BRIEF:
Copy the data as given. No line may be skipped.

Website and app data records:
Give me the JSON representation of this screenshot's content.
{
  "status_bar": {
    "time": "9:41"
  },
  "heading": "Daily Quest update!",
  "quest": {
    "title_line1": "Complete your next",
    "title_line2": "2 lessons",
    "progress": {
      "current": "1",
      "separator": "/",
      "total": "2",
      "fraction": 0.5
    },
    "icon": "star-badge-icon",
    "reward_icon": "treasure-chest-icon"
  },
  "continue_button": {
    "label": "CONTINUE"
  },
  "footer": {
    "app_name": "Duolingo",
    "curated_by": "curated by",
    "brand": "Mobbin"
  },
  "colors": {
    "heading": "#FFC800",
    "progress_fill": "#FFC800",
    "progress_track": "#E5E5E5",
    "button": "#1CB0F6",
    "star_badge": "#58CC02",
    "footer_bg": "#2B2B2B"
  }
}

RESPONSE FOR THIS EXERCISE:
Give me the JSON representation of this screenshot's content.
{
  "status_bar": {
    "time": "9:41"
  },
  "heading": "Daily Quest update!",
  "quest": {
    "title_line1": "Complete your next",
    "title_line2": "2 lessons",
    "progress": {
      "current": "1",
      "separator": "/",
      "total": "2",
      "fraction": 0.5
    },
    "icon": "star-badge-icon",
    "reward_icon": "treasure-chest-icon"
  },
  "continue_button": {
    "label": "CONTINUE"
  },
  "footer": {
    "app_name": "Duolingo",
    "curated_by": "curated by",
    "brand": "Mobbin"
  },
  "colors": {
    "heading": "#FFC800",
    "progress_fill": "#FFC800",
    "progress_track": "#E5E5E5",
    "button": "#1CB0F6",
    "star_badge": "#58CC02",
    "footer_bg": "#2B2B2B"
  }
}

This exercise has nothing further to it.